WORK INSTRUCTIONS:
Go through the listing below and repeat it exactly, dropping the pictures.

Top of THE RECORDS

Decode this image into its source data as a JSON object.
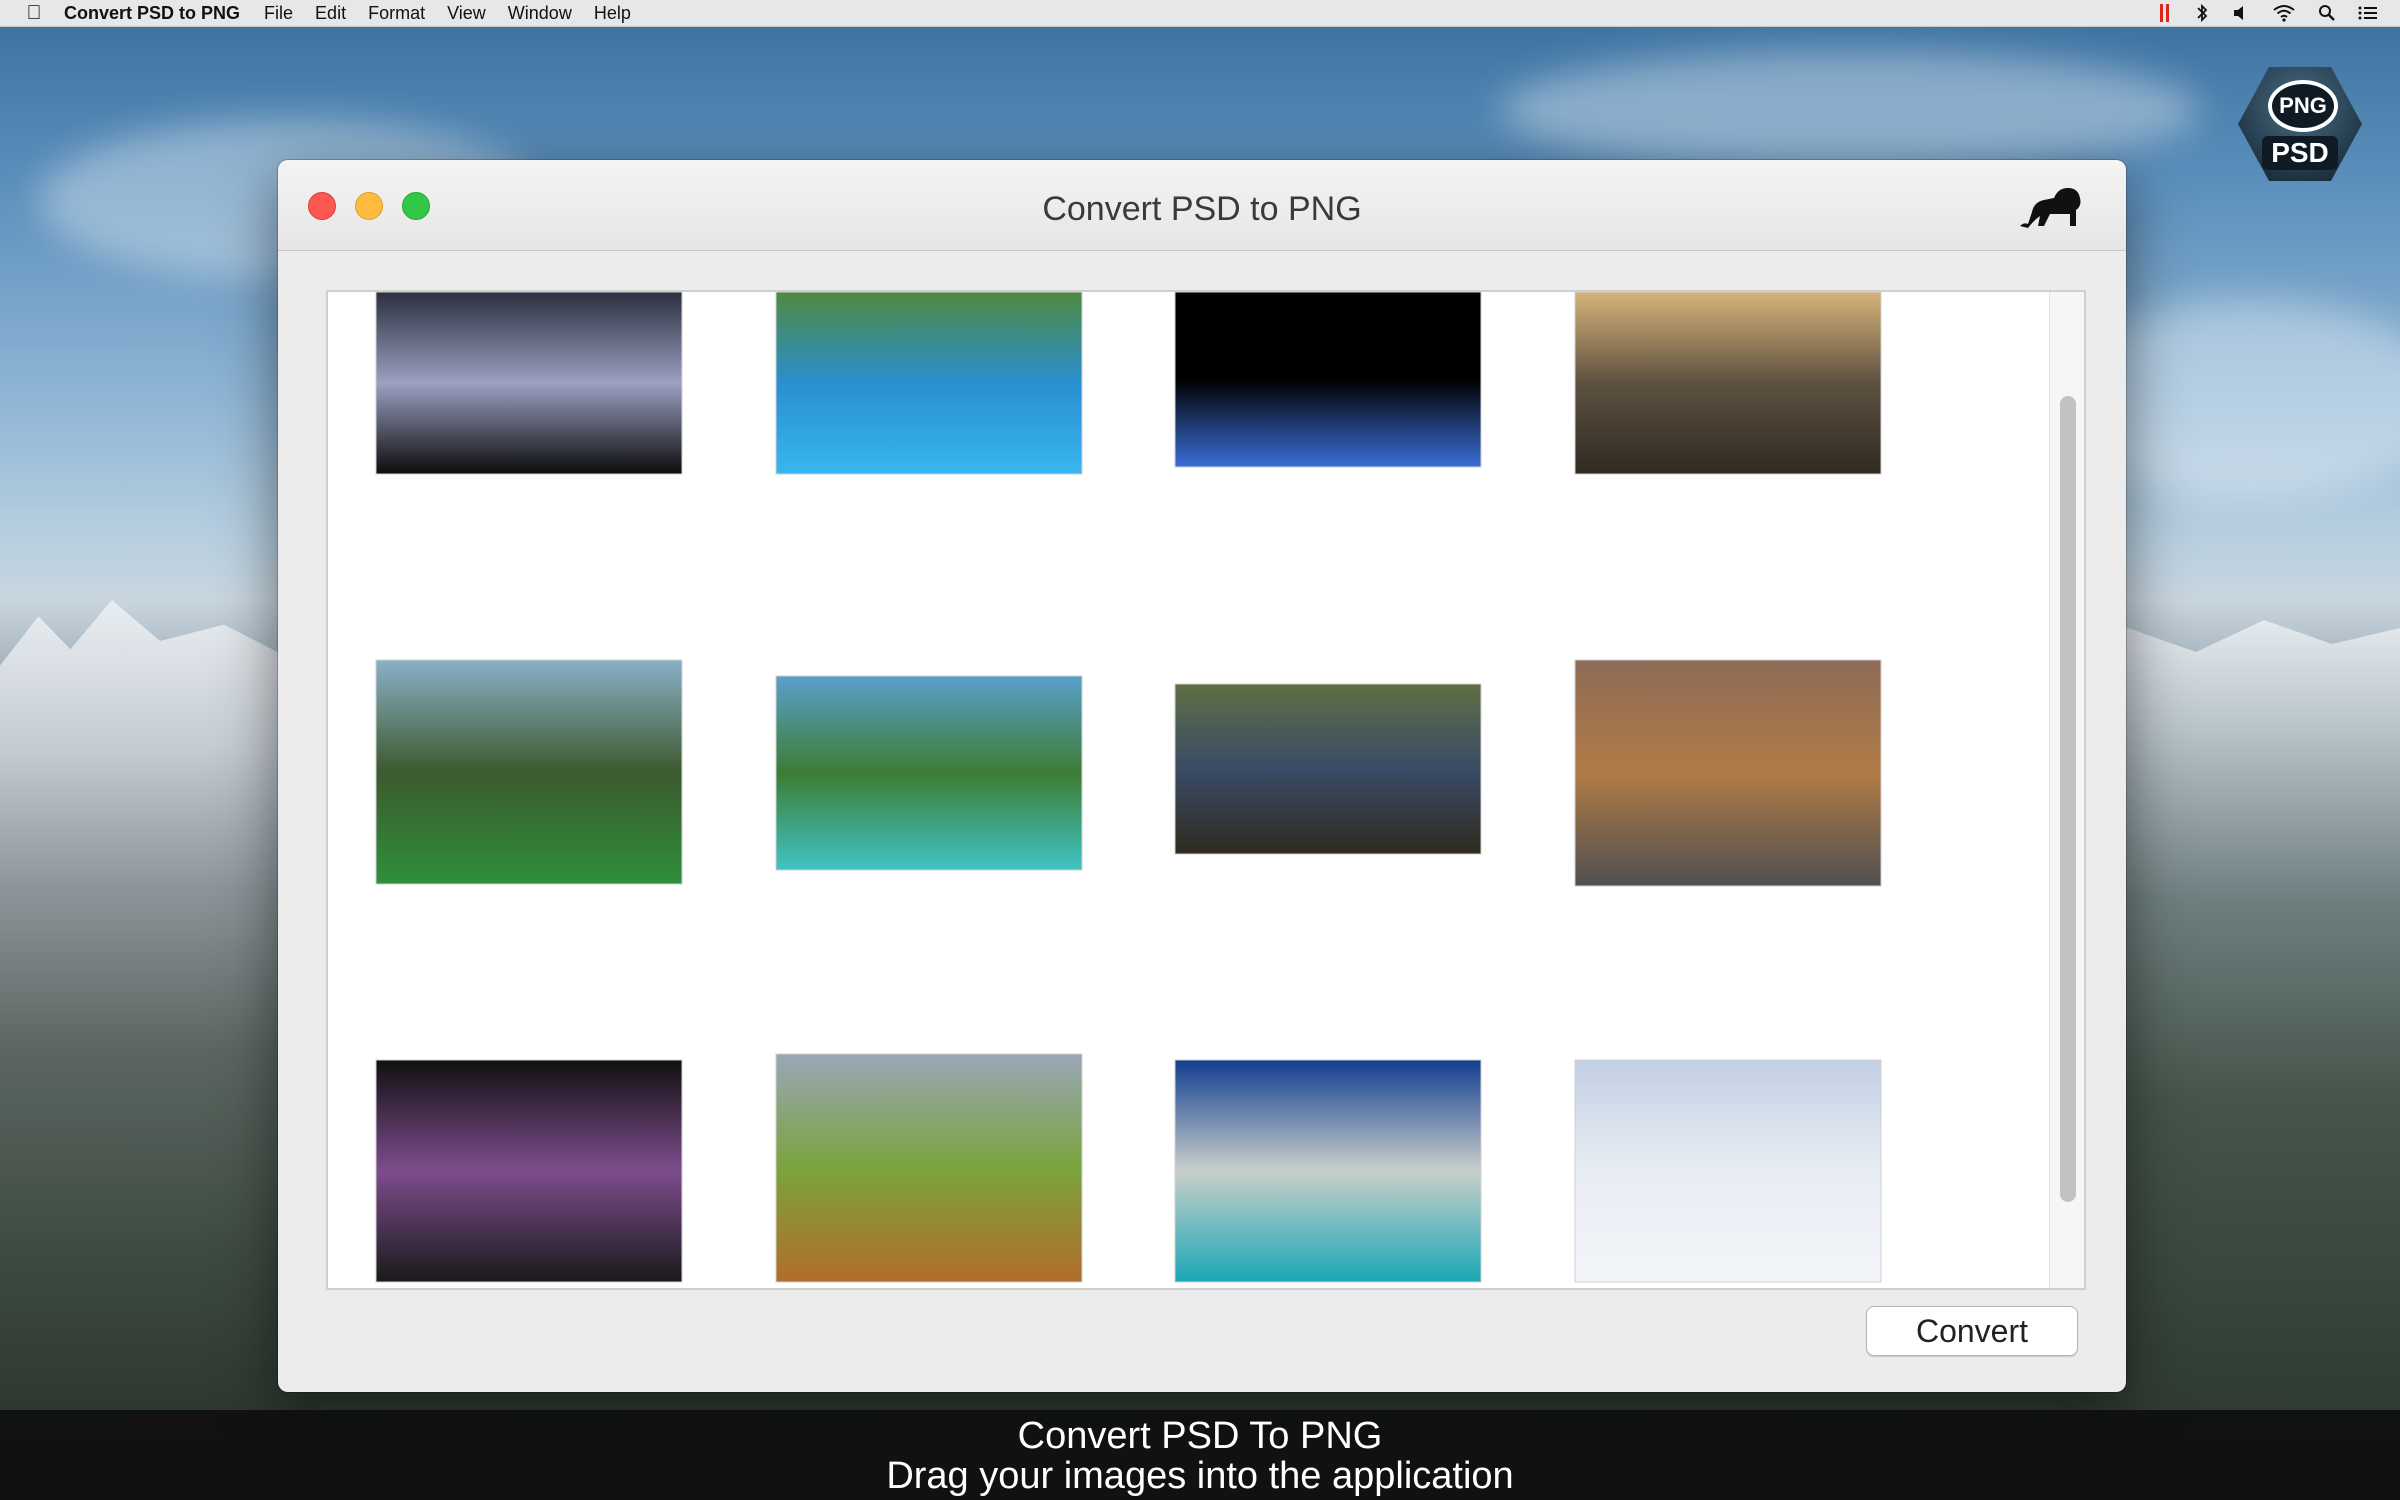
{
  "menubar": {
    "app_name": "Convert PSD to PNG",
    "items": [
      "File",
      "Edit",
      "Format",
      "View",
      "Window",
      "Help"
    ],
    "tray": [
      "pause-icon",
      "bluetooth-icon",
      "volume-icon",
      "wifi-icon",
      "search-icon",
      "list-icon"
    ]
  },
  "app_icon": {
    "top_label": "PNG",
    "bottom_label": "PSD"
  },
  "window": {
    "title": "Convert PSD to PNG",
    "convert_label": "Convert"
  },
  "thumbnails": [
    {
      "name": "lightning-storm",
      "colors": [
        "#2b2f3e",
        "#9ca0c2",
        "#0c0c0c"
      ]
    },
    {
      "name": "resort-pool",
      "colors": [
        "#4f8a41",
        "#2a8fd0",
        "#39b6ef"
      ]
    },
    {
      "name": "earth-from-space",
      "colors": [
        "#000000",
        "#000000",
        "#3a6fd8"
      ]
    },
    {
      "name": "city-skyline-sunset",
      "colors": [
        "#d6b47a",
        "#5e5140",
        "#2f2a22"
      ]
    },
    {
      "name": "lake-boat",
      "colors": [
        "#8ab0c8",
        "#3d5a2f",
        "#2e8f3a"
      ]
    },
    {
      "name": "tropical-beach",
      "colors": [
        "#5aa0cc",
        "#3d7c34",
        "#3fc4c4"
      ]
    },
    {
      "name": "beetle-globe",
      "colors": [
        "#5e6f44",
        "#3a4b66",
        "#2f2a1f"
      ]
    },
    {
      "name": "desert-road",
      "colors": [
        "#8e6b57",
        "#b07b46",
        "#4f4f50"
      ]
    },
    {
      "name": "purple-rose-moon",
      "colors": [
        "#101010",
        "#7d4c8e",
        "#1a1a1a"
      ]
    },
    {
      "name": "fantasy-trees",
      "colors": [
        "#9aa6b7",
        "#7aa43c",
        "#b26c2c"
      ]
    },
    {
      "name": "blue-hole-island",
      "colors": [
        "#123e8f",
        "#c9cfcb",
        "#1aa7b5"
      ]
    },
    {
      "name": "mountain-climber",
      "colors": [
        "#c2d0e4",
        "#e8ecf3",
        "#f3f5f9"
      ]
    }
  ],
  "caption": {
    "line1": "Convert PSD To PNG",
    "line2": "Drag your images into the application"
  }
}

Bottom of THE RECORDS

TASK ANSWER:
Decode this image into its source data as a JSON object.
{
  "menubar": {
    "app_name": "Convert PSD to PNG",
    "items": [
      "File",
      "Edit",
      "Format",
      "View",
      "Window",
      "Help"
    ],
    "tray": [
      "pause-icon",
      "bluetooth-icon",
      "volume-icon",
      "wifi-icon",
      "search-icon",
      "list-icon"
    ]
  },
  "app_icon": {
    "top_label": "PNG",
    "bottom_label": "PSD"
  },
  "window": {
    "title": "Convert PSD to PNG",
    "convert_label": "Convert"
  },
  "thumbnails": [
    {
      "name": "lightning-storm",
      "colors": [
        "#2b2f3e",
        "#9ca0c2",
        "#0c0c0c"
      ]
    },
    {
      "name": "resort-pool",
      "colors": [
        "#4f8a41",
        "#2a8fd0",
        "#39b6ef"
      ]
    },
    {
      "name": "earth-from-space",
      "colors": [
        "#000000",
        "#000000",
        "#3a6fd8"
      ]
    },
    {
      "name": "city-skyline-sunset",
      "colors": [
        "#d6b47a",
        "#5e5140",
        "#2f2a22"
      ]
    },
    {
      "name": "lake-boat",
      "colors": [
        "#8ab0c8",
        "#3d5a2f",
        "#2e8f3a"
      ]
    },
    {
      "name": "tropical-beach",
      "colors": [
        "#5aa0cc",
        "#3d7c34",
        "#3fc4c4"
      ]
    },
    {
      "name": "beetle-globe",
      "colors": [
        "#5e6f44",
        "#3a4b66",
        "#2f2a1f"
      ]
    },
    {
      "name": "desert-road",
      "colors": [
        "#8e6b57",
        "#b07b46",
        "#4f4f50"
      ]
    },
    {
      "name": "purple-rose-moon",
      "colors": [
        "#101010",
        "#7d4c8e",
        "#1a1a1a"
      ]
    },
    {
      "name": "fantasy-trees",
      "colors": [
        "#9aa6b7",
        "#7aa43c",
        "#b26c2c"
      ]
    },
    {
      "name": "blue-hole-island",
      "colors": [
        "#123e8f",
        "#c9cfcb",
        "#1aa7b5"
      ]
    },
    {
      "name": "mountain-climber",
      "colors": [
        "#c2d0e4",
        "#e8ecf3",
        "#f3f5f9"
      ]
    }
  ],
  "caption": {
    "line1": "Convert PSD To PNG",
    "line2": "Drag your images into the application"
  }
}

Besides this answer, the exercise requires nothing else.